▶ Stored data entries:
▼

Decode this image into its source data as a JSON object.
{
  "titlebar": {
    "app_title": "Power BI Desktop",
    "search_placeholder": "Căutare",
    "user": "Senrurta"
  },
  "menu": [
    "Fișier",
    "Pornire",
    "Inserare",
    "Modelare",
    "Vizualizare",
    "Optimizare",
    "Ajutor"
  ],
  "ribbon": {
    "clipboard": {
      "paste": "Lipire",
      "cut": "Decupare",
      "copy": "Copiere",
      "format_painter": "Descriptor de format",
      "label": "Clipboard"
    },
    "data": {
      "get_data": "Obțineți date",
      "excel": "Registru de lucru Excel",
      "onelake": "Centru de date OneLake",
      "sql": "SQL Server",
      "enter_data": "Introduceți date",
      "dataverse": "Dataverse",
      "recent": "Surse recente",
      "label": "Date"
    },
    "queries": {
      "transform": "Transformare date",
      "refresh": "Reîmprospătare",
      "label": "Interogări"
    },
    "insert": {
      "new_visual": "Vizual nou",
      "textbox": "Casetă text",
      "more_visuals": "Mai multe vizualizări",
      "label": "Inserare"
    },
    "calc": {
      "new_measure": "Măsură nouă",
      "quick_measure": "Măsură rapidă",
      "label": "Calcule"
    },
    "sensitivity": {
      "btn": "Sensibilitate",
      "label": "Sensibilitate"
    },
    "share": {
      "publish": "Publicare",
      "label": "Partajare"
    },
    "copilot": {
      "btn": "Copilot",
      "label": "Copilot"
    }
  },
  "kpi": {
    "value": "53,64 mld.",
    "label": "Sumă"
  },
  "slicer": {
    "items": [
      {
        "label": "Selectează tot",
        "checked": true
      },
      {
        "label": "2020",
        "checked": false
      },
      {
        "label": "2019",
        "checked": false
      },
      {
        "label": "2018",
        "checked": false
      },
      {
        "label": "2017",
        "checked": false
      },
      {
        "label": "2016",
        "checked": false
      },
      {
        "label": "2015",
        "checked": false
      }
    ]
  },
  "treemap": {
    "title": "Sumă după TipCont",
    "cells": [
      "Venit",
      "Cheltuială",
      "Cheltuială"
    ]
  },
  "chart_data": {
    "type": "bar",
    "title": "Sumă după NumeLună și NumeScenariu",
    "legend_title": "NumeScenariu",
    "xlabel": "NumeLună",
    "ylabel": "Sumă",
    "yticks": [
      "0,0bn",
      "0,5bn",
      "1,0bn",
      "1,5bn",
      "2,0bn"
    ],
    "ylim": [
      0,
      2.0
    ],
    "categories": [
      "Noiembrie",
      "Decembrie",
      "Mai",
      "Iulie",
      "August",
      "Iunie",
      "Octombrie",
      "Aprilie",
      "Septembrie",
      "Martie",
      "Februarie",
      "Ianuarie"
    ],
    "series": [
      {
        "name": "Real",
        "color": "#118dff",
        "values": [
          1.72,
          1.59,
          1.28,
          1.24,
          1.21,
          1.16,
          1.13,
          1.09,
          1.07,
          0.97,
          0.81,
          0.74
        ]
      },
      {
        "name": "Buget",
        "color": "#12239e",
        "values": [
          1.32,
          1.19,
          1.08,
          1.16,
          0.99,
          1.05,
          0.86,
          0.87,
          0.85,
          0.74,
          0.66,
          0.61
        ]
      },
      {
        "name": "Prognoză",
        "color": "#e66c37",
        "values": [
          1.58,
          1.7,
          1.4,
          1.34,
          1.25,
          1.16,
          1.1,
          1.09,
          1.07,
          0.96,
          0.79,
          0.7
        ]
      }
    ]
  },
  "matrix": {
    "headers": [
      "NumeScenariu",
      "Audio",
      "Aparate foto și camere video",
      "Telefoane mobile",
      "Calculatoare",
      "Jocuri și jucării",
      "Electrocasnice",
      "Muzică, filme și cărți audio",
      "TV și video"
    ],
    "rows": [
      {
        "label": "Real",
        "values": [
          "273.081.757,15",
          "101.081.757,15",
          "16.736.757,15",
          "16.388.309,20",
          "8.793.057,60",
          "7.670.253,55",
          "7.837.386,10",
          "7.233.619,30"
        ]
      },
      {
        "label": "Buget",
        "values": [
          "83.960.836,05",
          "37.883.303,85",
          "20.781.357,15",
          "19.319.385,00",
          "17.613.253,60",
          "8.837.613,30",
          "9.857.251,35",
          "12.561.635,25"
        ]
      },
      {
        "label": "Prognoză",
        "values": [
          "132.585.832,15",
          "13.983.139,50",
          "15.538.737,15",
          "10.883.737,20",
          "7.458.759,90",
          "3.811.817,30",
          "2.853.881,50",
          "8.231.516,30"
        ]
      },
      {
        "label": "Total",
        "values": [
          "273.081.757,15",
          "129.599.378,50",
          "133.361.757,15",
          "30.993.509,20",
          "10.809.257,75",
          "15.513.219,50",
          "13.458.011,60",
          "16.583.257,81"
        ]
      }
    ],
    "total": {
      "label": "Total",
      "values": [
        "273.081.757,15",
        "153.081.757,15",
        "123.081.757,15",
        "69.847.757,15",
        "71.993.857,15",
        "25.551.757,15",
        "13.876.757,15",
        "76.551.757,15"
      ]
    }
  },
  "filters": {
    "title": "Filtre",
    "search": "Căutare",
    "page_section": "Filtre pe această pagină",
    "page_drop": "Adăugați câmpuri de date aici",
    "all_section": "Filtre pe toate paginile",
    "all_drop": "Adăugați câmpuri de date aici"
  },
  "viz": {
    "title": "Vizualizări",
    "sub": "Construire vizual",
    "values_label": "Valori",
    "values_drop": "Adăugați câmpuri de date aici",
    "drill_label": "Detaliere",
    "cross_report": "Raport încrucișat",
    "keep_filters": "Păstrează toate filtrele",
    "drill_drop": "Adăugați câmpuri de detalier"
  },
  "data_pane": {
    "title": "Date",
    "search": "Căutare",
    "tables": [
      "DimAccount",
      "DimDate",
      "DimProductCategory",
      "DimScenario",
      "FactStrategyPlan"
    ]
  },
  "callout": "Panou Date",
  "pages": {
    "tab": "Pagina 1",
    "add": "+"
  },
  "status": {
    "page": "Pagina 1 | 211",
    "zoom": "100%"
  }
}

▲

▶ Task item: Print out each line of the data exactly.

▶ Solution below:
Decode this image into its source data as a JSON object.
{
  "titlebar": {
    "app_title": "Power BI Desktop",
    "search_placeholder": "Căutare",
    "user": "Senrurta"
  },
  "menu": [
    "Fișier",
    "Pornire",
    "Inserare",
    "Modelare",
    "Vizualizare",
    "Optimizare",
    "Ajutor"
  ],
  "ribbon": {
    "clipboard": {
      "paste": "Lipire",
      "cut": "Decupare",
      "copy": "Copiere",
      "format_painter": "Descriptor de format",
      "label": "Clipboard"
    },
    "data": {
      "get_data": "Obțineți date",
      "excel": "Registru de lucru Excel",
      "onelake": "Centru de date OneLake",
      "sql": "SQL Server",
      "enter_data": "Introduceți date",
      "dataverse": "Dataverse",
      "recent": "Surse recente",
      "label": "Date"
    },
    "queries": {
      "transform": "Transformare date",
      "refresh": "Reîmprospătare",
      "label": "Interogări"
    },
    "insert": {
      "new_visual": "Vizual nou",
      "textbox": "Casetă text",
      "more_visuals": "Mai multe vizualizări",
      "label": "Inserare"
    },
    "calc": {
      "new_measure": "Măsură nouă",
      "quick_measure": "Măsură rapidă",
      "label": "Calcule"
    },
    "sensitivity": {
      "btn": "Sensibilitate",
      "label": "Sensibilitate"
    },
    "share": {
      "publish": "Publicare",
      "label": "Partajare"
    },
    "copilot": {
      "btn": "Copilot",
      "label": "Copilot"
    }
  },
  "kpi": {
    "value": "53,64 mld.",
    "label": "Sumă"
  },
  "slicer": {
    "items": [
      {
        "label": "Selectează tot",
        "checked": true
      },
      {
        "label": "2020",
        "checked": false
      },
      {
        "label": "2019",
        "checked": false
      },
      {
        "label": "2018",
        "checked": false
      },
      {
        "label": "2017",
        "checked": false
      },
      {
        "label": "2016",
        "checked": false
      },
      {
        "label": "2015",
        "checked": false
      }
    ]
  },
  "treemap": {
    "title": "Sumă după TipCont",
    "cells": [
      "Venit",
      "Cheltuială",
      "Cheltuială"
    ]
  },
  "chart_data": {
    "type": "bar",
    "title": "Sumă după NumeLună și NumeScenariu",
    "legend_title": "NumeScenariu",
    "xlabel": "NumeLună",
    "ylabel": "Sumă",
    "yticks": [
      "0,0bn",
      "0,5bn",
      "1,0bn",
      "1,5bn",
      "2,0bn"
    ],
    "ylim": [
      0,
      2.0
    ],
    "categories": [
      "Noiembrie",
      "Decembrie",
      "Mai",
      "Iulie",
      "August",
      "Iunie",
      "Octombrie",
      "Aprilie",
      "Septembrie",
      "Martie",
      "Februarie",
      "Ianuarie"
    ],
    "series": [
      {
        "name": "Real",
        "color": "#118dff",
        "values": [
          1.72,
          1.59,
          1.28,
          1.24,
          1.21,
          1.16,
          1.13,
          1.09,
          1.07,
          0.97,
          0.81,
          0.74
        ]
      },
      {
        "name": "Buget",
        "color": "#12239e",
        "values": [
          1.32,
          1.19,
          1.08,
          1.16,
          0.99,
          1.05,
          0.86,
          0.87,
          0.85,
          0.74,
          0.66,
          0.61
        ]
      },
      {
        "name": "Prognoză",
        "color": "#e66c37",
        "values": [
          1.58,
          1.7,
          1.4,
          1.34,
          1.25,
          1.16,
          1.1,
          1.09,
          1.07,
          0.96,
          0.79,
          0.7
        ]
      }
    ]
  },
  "matrix": {
    "headers": [
      "NumeScenariu",
      "Audio",
      "Aparate foto și camere video",
      "Telefoane mobile",
      "Calculatoare",
      "Jocuri și jucării",
      "Electrocasnice",
      "Muzică, filme și cărți audio",
      "TV și video"
    ],
    "rows": [
      {
        "label": "Real",
        "values": [
          "273.081.757,15",
          "101.081.757,15",
          "16.736.757,15",
          "16.388.309,20",
          "8.793.057,60",
          "7.670.253,55",
          "7.837.386,10",
          "7.233.619,30"
        ]
      },
      {
        "label": "Buget",
        "values": [
          "83.960.836,05",
          "37.883.303,85",
          "20.781.357,15",
          "19.319.385,00",
          "17.613.253,60",
          "8.837.613,30",
          "9.857.251,35",
          "12.561.635,25"
        ]
      },
      {
        "label": "Prognoză",
        "values": [
          "132.585.832,15",
          "13.983.139,50",
          "15.538.737,15",
          "10.883.737,20",
          "7.458.759,90",
          "3.811.817,30",
          "2.853.881,50",
          "8.231.516,30"
        ]
      },
      {
        "label": "Total",
        "values": [
          "273.081.757,15",
          "129.599.378,50",
          "133.361.757,15",
          "30.993.509,20",
          "10.809.257,75",
          "15.513.219,50",
          "13.458.011,60",
          "16.583.257,81"
        ]
      }
    ],
    "total": {
      "label": "Total",
      "values": [
        "273.081.757,15",
        "153.081.757,15",
        "123.081.757,15",
        "69.847.757,15",
        "71.993.857,15",
        "25.551.757,15",
        "13.876.757,15",
        "76.551.757,15"
      ]
    }
  },
  "filters": {
    "title": "Filtre",
    "search": "Căutare",
    "page_section": "Filtre pe această pagină",
    "page_drop": "Adăugați câmpuri de date aici",
    "all_section": "Filtre pe toate paginile",
    "all_drop": "Adăugați câmpuri de date aici"
  },
  "viz": {
    "title": "Vizualizări",
    "sub": "Construire vizual",
    "values_label": "Valori",
    "values_drop": "Adăugați câmpuri de date aici",
    "drill_label": "Detaliere",
    "cross_report": "Raport încrucișat",
    "keep_filters": "Păstrează toate filtrele",
    "drill_drop": "Adăugați câmpuri de detalier"
  },
  "data_pane": {
    "title": "Date",
    "search": "Căutare",
    "tables": [
      "DimAccount",
      "DimDate",
      "DimProductCategory",
      "DimScenario",
      "FactStrategyPlan"
    ]
  },
  "callout": "Panou Date",
  "pages": {
    "tab": "Pagina 1",
    "add": "+"
  },
  "status": {
    "page": "Pagina 1 | 211",
    "zoom": "100%"
  }
}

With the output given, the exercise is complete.